We know what you’re thinking: “Why on Earth would anyone want to reanimate the decade that gave us Haddaway, Los Del Rio, and Smash Mouth, not to mention Crystal Pepsi?”


Thoughts like those are normal. After all, we tend to remember lasting psychological trauma more vividly than fleeting joy. But if you dig deep, you’ll rediscover that the ’90s gave us so much to fondly revisit. Consider the four pillars of true ’90s culture.

Boy Bands

We all pretended to hate them, but watch us come alive at a karaoke bar when “I Want It That Way” comes on. Arguably more influential than Brit Pop and Grunge put together, because hello – Justin Timberlake. He’s a legitimate cultural gem.

Man-Child Movies

Adam Sandler is just behind The Simpsons in terms of his influence on humor. Somehow his man-child schtick didn’t get old until the aughts, and his success in that arena ushered in a wave of other man-child movies from fellow ’90s comedians. RIP Chris Farley (and WTF Rob Schneider).



Teen Angst

In horror, dramas, comedies, and everything in between: Troubled teens! Getting into trouble! Who couldn’t relate to their First World problems, plaid flannels, and lose grasp of the internet?

Mainstream Nihilism

From the Coen Bros to Fincher to Tarantino, filmmakers on the verge of explosive popularity seemed interested in one thing: mind f*cking their audiences by putting characters in situations (and plot lines) beyond anyone’s control.

Feeling better about that walk down memory lane? Good. Enjoy the revival.
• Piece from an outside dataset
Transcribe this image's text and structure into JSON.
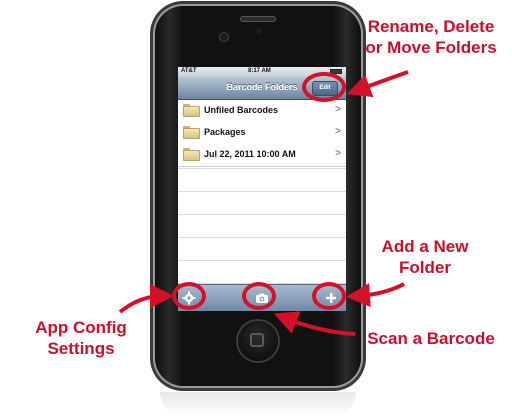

And revisit some important ’90s classics all this weekend during IFC’s ’90s Marathon. Check out the full schedule here.